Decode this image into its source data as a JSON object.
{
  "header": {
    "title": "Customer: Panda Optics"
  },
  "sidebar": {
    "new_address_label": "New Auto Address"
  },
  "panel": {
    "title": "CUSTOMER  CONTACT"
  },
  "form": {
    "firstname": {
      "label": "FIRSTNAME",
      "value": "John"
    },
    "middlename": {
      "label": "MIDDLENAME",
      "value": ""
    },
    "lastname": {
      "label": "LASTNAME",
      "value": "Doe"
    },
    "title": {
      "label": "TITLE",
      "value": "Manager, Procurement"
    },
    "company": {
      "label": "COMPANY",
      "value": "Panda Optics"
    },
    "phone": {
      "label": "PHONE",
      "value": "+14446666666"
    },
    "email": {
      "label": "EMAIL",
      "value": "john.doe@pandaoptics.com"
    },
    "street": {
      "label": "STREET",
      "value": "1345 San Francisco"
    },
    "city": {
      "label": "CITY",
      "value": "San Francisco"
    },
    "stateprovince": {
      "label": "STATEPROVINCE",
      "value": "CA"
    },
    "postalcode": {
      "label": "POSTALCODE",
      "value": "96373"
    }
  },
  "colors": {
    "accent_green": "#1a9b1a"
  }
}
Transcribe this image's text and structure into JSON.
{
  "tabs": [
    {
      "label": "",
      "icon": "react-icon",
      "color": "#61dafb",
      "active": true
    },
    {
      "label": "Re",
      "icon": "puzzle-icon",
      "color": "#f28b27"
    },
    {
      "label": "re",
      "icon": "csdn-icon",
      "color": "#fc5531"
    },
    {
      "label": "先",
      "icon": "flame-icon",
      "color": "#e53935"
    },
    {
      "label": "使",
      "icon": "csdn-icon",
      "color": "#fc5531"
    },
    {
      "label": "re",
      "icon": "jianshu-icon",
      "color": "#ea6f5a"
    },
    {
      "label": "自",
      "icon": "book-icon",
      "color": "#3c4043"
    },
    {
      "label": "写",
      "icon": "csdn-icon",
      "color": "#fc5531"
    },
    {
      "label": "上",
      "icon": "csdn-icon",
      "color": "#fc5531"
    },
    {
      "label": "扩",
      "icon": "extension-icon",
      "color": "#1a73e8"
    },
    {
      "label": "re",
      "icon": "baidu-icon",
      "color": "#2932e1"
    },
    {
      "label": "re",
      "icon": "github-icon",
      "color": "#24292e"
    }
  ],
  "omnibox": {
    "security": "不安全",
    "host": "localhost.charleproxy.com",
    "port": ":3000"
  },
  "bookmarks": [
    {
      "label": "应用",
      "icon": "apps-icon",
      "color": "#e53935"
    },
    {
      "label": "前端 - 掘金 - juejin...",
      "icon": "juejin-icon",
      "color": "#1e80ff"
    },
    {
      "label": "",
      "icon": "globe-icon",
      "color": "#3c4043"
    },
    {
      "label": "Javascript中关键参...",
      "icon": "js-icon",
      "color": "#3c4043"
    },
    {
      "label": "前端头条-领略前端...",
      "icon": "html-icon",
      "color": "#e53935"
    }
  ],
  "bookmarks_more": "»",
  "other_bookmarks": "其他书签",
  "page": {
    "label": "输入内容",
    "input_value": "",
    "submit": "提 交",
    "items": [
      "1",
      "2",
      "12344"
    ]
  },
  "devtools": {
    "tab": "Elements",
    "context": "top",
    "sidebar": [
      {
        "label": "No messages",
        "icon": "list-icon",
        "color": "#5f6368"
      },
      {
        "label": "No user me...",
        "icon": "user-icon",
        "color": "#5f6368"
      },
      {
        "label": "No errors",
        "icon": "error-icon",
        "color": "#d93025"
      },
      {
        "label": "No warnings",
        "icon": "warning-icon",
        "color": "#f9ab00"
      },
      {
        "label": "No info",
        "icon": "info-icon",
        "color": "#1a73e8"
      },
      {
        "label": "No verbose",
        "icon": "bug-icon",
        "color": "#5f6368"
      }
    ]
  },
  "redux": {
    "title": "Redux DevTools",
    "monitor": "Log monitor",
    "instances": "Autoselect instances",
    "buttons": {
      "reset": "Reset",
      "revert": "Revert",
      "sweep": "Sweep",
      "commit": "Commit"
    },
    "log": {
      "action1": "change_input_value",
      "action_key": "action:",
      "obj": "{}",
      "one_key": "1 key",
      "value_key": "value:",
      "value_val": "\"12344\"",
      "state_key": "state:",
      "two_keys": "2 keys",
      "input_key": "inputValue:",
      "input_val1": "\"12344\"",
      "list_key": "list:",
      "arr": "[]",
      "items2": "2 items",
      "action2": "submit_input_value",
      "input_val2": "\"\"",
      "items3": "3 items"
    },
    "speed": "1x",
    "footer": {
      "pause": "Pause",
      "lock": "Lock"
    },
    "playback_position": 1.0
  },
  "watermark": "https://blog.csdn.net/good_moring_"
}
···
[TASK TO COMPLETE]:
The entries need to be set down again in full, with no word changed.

[ANSWER SPACE]:
Decode this image into its source data as a JSON object.
{
  "header": {
    "title": "Customer: Panda Optics"
  },
  "sidebar": {
    "new_address_label": "New Auto Address"
  },
  "panel": {
    "title": "CUSTOMER  CONTACT"
  },
  "form": {
    "firstname": {
      "label": "FIRSTNAME",
      "value": "John"
    },
    "middlename": {
      "label": "MIDDLENAME",
      "value": ""
    },
    "lastname": {
      "label": "LASTNAME",
      "value": "Doe"
    },
    "title": {
      "label": "TITLE",
      "value": "Manager, Procurement"
    },
    "company": {
      "label": "COMPANY",
      "value": "Panda Optics"
    },
    "phone": {
      "label": "PHONE",
      "value": "+14446666666"
    },
    "email": {
      "label": "EMAIL",
      "value": "john.doe@pandaoptics.com"
    },
    "street": {
      "label": "STREET",
      "value": "1345 San Francisco"
    },
    "city": {
      "label": "CITY",
      "value": "San Francisco"
    },
    "stateprovince": {
      "label": "STATEPROVINCE",
      "value": "CA"
    },
    "postalcode": {
      "label": "POSTALCODE",
      "value": "96373"
    }
  },
  "colors": {
    "accent_green": "#1a9b1a"
  }
}
Transcribe this image's text and structure into JSON.
{
  "tabs": [
    {
      "label": "",
      "icon": "react-icon",
      "color": "#61dafb",
      "active": true
    },
    {
      "label": "Re",
      "icon": "puzzle-icon",
      "color": "#f28b27"
    },
    {
      "label": "re",
      "icon": "csdn-icon",
      "color": "#fc5531"
    },
    {
      "label": "先",
      "icon": "flame-icon",
      "color": "#e53935"
    },
    {
      "label": "使",
      "icon": "csdn-icon",
      "color": "#fc5531"
    },
    {
      "label": "re",
      "icon": "jianshu-icon",
      "color": "#ea6f5a"
    },
    {
      "label": "自",
      "icon": "book-icon",
      "color": "#3c4043"
    },
    {
      "label": "写",
      "icon": "csdn-icon",
      "color": "#fc5531"
    },
    {
      "label": "上",
      "icon": "csdn-icon",
      "color": "#fc5531"
    },
    {
      "label": "扩",
      "icon": "extension-icon",
      "color": "#1a73e8"
    },
    {
      "label": "re",
      "icon": "baidu-icon",
      "color": "#2932e1"
    },
    {
      "label": "re",
      "icon": "github-icon",
      "color": "#24292e"
    }
  ],
  "omnibox": {
    "security": "不安全",
    "host": "localhost.charleproxy.com",
    "port": ":3000"
  },
  "bookmarks": [
    {
      "label": "应用",
      "icon": "apps-icon",
      "color": "#e53935"
    },
    {
      "label": "前端 - 掘金 - juejin...",
      "icon": "juejin-icon",
      "color": "#1e80ff"
    },
    {
      "label": "",
      "icon": "globe-icon",
      "color": "#3c4043"
    },
    {
      "label": "Javascript中关键参...",
      "icon": "js-icon",
      "color": "#3c4043"
    },
    {
      "label": "前端头条-领略前端...",
      "icon": "html-icon",
      "color": "#e53935"
    }
  ],
  "bookmarks_more": "»",
  "other_bookmarks": "其他书签",
  "page": {
    "label": "输入内容",
    "input_value": "",
    "submit": "提 交",
    "items": [
      "1",
      "2",
      "12344"
    ]
  },
  "devtools": {
    "tab": "Elements",
    "context": "top",
    "sidebar": [
      {
        "label": "No messages",
        "icon": "list-icon",
        "color": "#5f6368"
      },
      {
        "label": "No user me...",
        "icon": "user-icon",
        "color": "#5f6368"
      },
      {
        "label": "No errors",
        "icon": "error-icon",
        "color": "#d93025"
      },
      {
        "label": "No warnings",
        "icon": "warning-icon",
        "color": "#f9ab00"
      },
      {
        "label": "No info",
        "icon": "info-icon",
        "color": "#1a73e8"
      },
      {
        "label": "No verbose",
        "icon": "bug-icon",
        "color": "#5f6368"
      }
    ]
  },
  "redux": {
    "title": "Redux DevTools",
    "monitor": "Log monitor",
    "instances": "Autoselect instances",
    "buttons": {
      "reset": "Reset",
      "revert": "Revert",
      "sweep": "Sweep",
      "commit": "Commit"
    },
    "log": {
      "action1": "change_input_value",
      "action_key": "action:",
      "obj": "{}",
      "one_key": "1 key",
      "value_key": "value:",
      "value_val": "\"12344\"",
      "state_key": "state:",
      "two_keys": "2 keys",
      "input_key": "inputValue:",
      "input_val1": "\"12344\"",
      "list_key": "list:",
      "arr": "[]",
      "items2": "2 items",
      "action2": "submit_input_value",
      "input_val2": "\"\"",
      "items3": "3 items"
    },
    "speed": "1x",
    "footer": {
      "pause": "Pause",
      "lock": "Lock"
    },
    "playback_position": 1.0
  },
  "watermark": "https://blog.csdn.net/good_moring_"
}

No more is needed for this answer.